WHAT IS BEING ASKED: Reproduce the entire listing word for word.

# # # #

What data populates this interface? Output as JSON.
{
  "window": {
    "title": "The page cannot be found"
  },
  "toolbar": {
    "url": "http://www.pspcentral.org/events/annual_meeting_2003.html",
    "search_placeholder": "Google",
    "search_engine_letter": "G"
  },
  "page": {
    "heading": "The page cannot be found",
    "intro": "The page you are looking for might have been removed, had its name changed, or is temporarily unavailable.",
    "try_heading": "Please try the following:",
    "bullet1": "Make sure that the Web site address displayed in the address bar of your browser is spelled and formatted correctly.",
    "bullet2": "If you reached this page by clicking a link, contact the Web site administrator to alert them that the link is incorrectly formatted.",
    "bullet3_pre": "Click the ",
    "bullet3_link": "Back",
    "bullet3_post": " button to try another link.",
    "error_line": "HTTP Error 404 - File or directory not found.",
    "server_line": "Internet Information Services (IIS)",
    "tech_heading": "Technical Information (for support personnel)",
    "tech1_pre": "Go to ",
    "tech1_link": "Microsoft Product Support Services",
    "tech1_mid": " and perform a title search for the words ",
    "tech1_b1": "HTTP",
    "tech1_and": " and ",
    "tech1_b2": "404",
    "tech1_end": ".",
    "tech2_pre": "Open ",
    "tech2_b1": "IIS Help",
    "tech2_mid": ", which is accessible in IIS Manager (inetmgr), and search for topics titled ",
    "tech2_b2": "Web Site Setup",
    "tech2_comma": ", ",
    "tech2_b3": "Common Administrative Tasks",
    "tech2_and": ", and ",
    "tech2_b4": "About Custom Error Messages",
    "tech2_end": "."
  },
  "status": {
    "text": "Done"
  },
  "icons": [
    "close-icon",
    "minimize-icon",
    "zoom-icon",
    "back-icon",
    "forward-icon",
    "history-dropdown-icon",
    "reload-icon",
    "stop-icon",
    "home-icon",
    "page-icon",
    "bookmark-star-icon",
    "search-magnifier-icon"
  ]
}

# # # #

SOLUTION TO THIS TASK:
What data populates this interface? Output as JSON.
{
  "window": {
    "title": "The page cannot be found"
  },
  "toolbar": {
    "url": "http://www.pspcentral.org/events/annual_meeting_2003.html",
    "search_placeholder": "Google",
    "search_engine_letter": "G"
  },
  "page": {
    "heading": "The page cannot be found",
    "intro": "The page you are looking for might have been removed, had its name changed, or is temporarily unavailable.",
    "try_heading": "Please try the following:",
    "bullet1": "Make sure that the Web site address displayed in the address bar of your browser is spelled and formatted correctly.",
    "bullet2": "If you reached this page by clicking a link, contact the Web site administrator to alert them that the link is incorrectly formatted.",
    "bullet3_pre": "Click the ",
    "bullet3_link": "Back",
    "bullet3_post": " button to try another link.",
    "error_line": "HTTP Error 404 - File or directory not found.",
    "server_line": "Internet Information Services (IIS)",
    "tech_heading": "Technical Information (for support personnel)",
    "tech1_pre": "Go to ",
    "tech1_link": "Microsoft Product Support Services",
    "tech1_mid": " and perform a title search for the words ",
    "tech1_b1": "HTTP",
    "tech1_and": " and ",
    "tech1_b2": "404",
    "tech1_end": ".",
    "tech2_pre": "Open ",
    "tech2_b1": "IIS Help",
    "tech2_mid": ", which is accessible in IIS Manager (inetmgr), and search for topics titled ",
    "tech2_b2": "Web Site Setup",
    "tech2_comma": ", ",
    "tech2_b3": "Common Administrative Tasks",
    "tech2_and": ", and ",
    "tech2_b4": "About Custom Error Messages",
    "tech2_end": "."
  },
  "status": {
    "text": "Done"
  },
  "icons": [
    "close-icon",
    "minimize-icon",
    "zoom-icon",
    "back-icon",
    "forward-icon",
    "history-dropdown-icon",
    "reload-icon",
    "stop-icon",
    "home-icon",
    "page-icon",
    "bookmark-star-icon",
    "search-magnifier-icon"
  ]
}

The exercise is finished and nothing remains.